The Privacy settings page shows who can see your Facebook profile information, including posts you’ve made or you’re tagged in, friend requests, friends list, email, phone number, and search engine enable/disable.

You can also check Facebook mobile app permission details including storage access, camera, if the microphone can it record audio or not, phone status, approximate location (network-based), and your precise location (GPS and network-based).

Lastly, it’s important to remember to clear your web browser cookies. This will allow you to send less data to Facebook to use in advertisements on yourself.

Related and previous coverage:

How Google aims to save journalism, thwart fake news and trump Facebook

Google’s olive branch to news publishers is about capturing ad dollars from a weakened Facebook as much as it is saving the media industry.

Beware marketers, the consumer data collection blowback is just starting

Deloitte found that 93 percent of consumers would want to delete their personal data held by various companies. Why? These consumers have little faith that service providers can secure it.

Privacy Commissioner to look at Facebook compliance in Australia

Australia’s Information and Privacy Commissioner is ‘making inquiries’ to clarify if any personal information of Australians was involved in Cambridge Analytica’s misuse of Facebook user data.

Trump-linked data firm Cambridge Analytica harvested data on 50 million Facebook profiles to help target voters
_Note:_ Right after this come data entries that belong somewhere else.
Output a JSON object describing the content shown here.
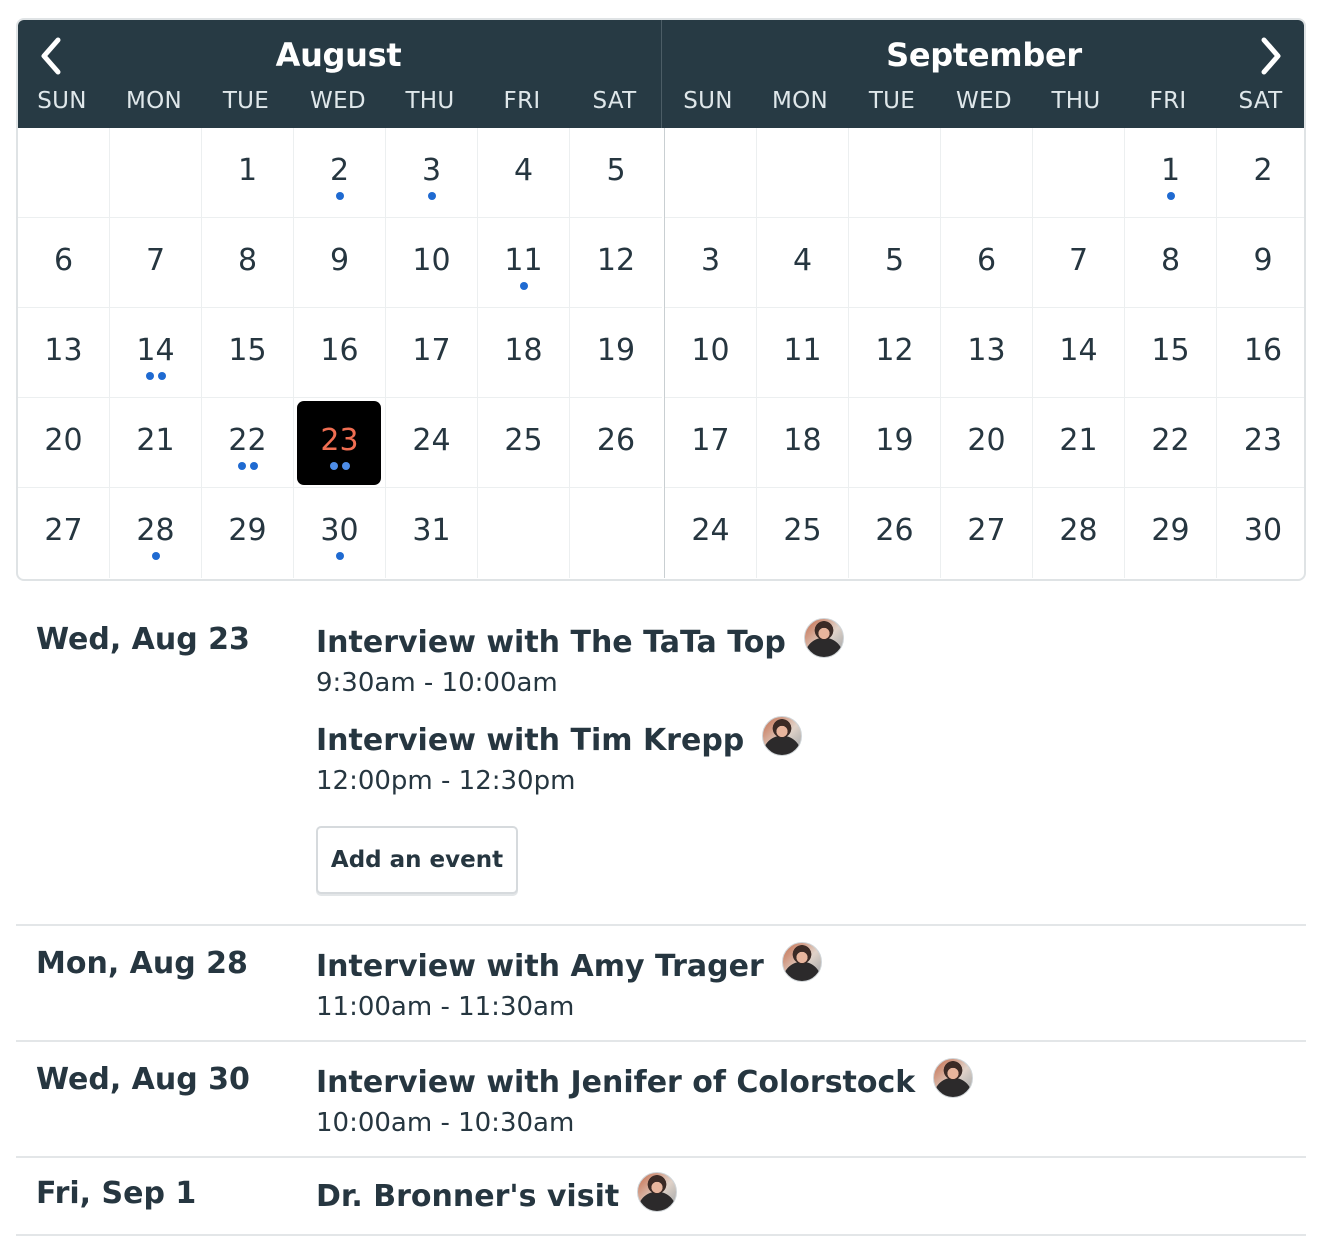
{
  "calendar": {
    "prev_label": "previous month",
    "next_label": "next month",
    "months": [
      {
        "name": "August",
        "weekdays": [
          "SUN",
          "MON",
          "TUE",
          "WED",
          "THU",
          "FRI",
          "SAT"
        ],
        "cells": [
          {
            "day": ""
          },
          {
            "day": ""
          },
          {
            "day": "1"
          },
          {
            "day": "2",
            "dots": 1
          },
          {
            "day": "3",
            "dots": 1
          },
          {
            "day": "4"
          },
          {
            "day": "5"
          },
          {
            "day": "6"
          },
          {
            "day": "7"
          },
          {
            "day": "8"
          },
          {
            "day": "9"
          },
          {
            "day": "10"
          },
          {
            "day": "11",
            "dots": 1
          },
          {
            "day": "12"
          },
          {
            "day": "13"
          },
          {
            "day": "14",
            "dots": 2
          },
          {
            "day": "15"
          },
          {
            "day": "16"
          },
          {
            "day": "17"
          },
          {
            "day": "18"
          },
          {
            "day": "19"
          },
          {
            "day": "20"
          },
          {
            "day": "21"
          },
          {
            "day": "22",
            "dots": 2
          },
          {
            "day": "23",
            "dots": 2,
            "selected": true
          },
          {
            "day": "24"
          },
          {
            "day": "25"
          },
          {
            "day": "26"
          },
          {
            "day": "27"
          },
          {
            "day": "28",
            "dots": 1
          },
          {
            "day": "29"
          },
          {
            "day": "30",
            "dots": 1
          },
          {
            "day": "31"
          },
          {
            "day": ""
          },
          {
            "day": ""
          }
        ]
      },
      {
        "name": "September",
        "weekdays": [
          "SUN",
          "MON",
          "TUE",
          "WED",
          "THU",
          "FRI",
          "SAT"
        ],
        "cells": [
          {
            "day": ""
          },
          {
            "day": ""
          },
          {
            "day": ""
          },
          {
            "day": ""
          },
          {
            "day": ""
          },
          {
            "day": "1",
            "dots": 1
          },
          {
            "day": "2"
          },
          {
            "day": "3"
          },
          {
            "day": "4"
          },
          {
            "day": "5"
          },
          {
            "day": "6"
          },
          {
            "day": "7"
          },
          {
            "day": "8"
          },
          {
            "day": "9"
          },
          {
            "day": "10"
          },
          {
            "day": "11"
          },
          {
            "day": "12"
          },
          {
            "day": "13"
          },
          {
            "day": "14"
          },
          {
            "day": "15"
          },
          {
            "day": "16"
          },
          {
            "day": "17"
          },
          {
            "day": "18"
          },
          {
            "day": "19"
          },
          {
            "day": "20"
          },
          {
            "day": "21"
          },
          {
            "day": "22"
          },
          {
            "day": "23"
          },
          {
            "day": "24"
          },
          {
            "day": "25"
          },
          {
            "day": "26"
          },
          {
            "day": "27"
          },
          {
            "day": "28"
          },
          {
            "day": "29"
          },
          {
            "day": "30"
          }
        ]
      }
    ],
    "colors": {
      "header_bg": "#273a44",
      "event_dot": "#1f6ad1",
      "selected_bg": "#000000",
      "selected_text": "#f06e52"
    }
  },
  "agenda": {
    "add_event_label": "Add an event",
    "days": [
      {
        "label": "Wed, Aug 23",
        "events": [
          {
            "title": "Interview with The TaTa Top",
            "time": "9:30am - 10:00am"
          },
          {
            "title": "Interview with Tim Krepp",
            "time": "12:00pm - 12:30pm"
          }
        ]
      },
      {
        "label": "Mon, Aug 28",
        "events": [
          {
            "title": "Interview with Amy Trager",
            "time": "11:00am - 11:30am"
          }
        ]
      },
      {
        "label": "Wed, Aug 30",
        "events": [
          {
            "title": "Interview with Jenifer of Colorstock",
            "time": "10:00am - 10:30am"
          }
        ]
      },
      {
        "label": "Fri, Sep 1",
        "events": [
          {
            "title": "Dr. Bronner's visit",
            "time": ""
          }
        ]
      }
    ]
  }
}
A data analytics firm used by Donald Trump’s campaign during the 2016 presidential election collected data on millions of Facebook accounts to predict how people will vote at the ballot box.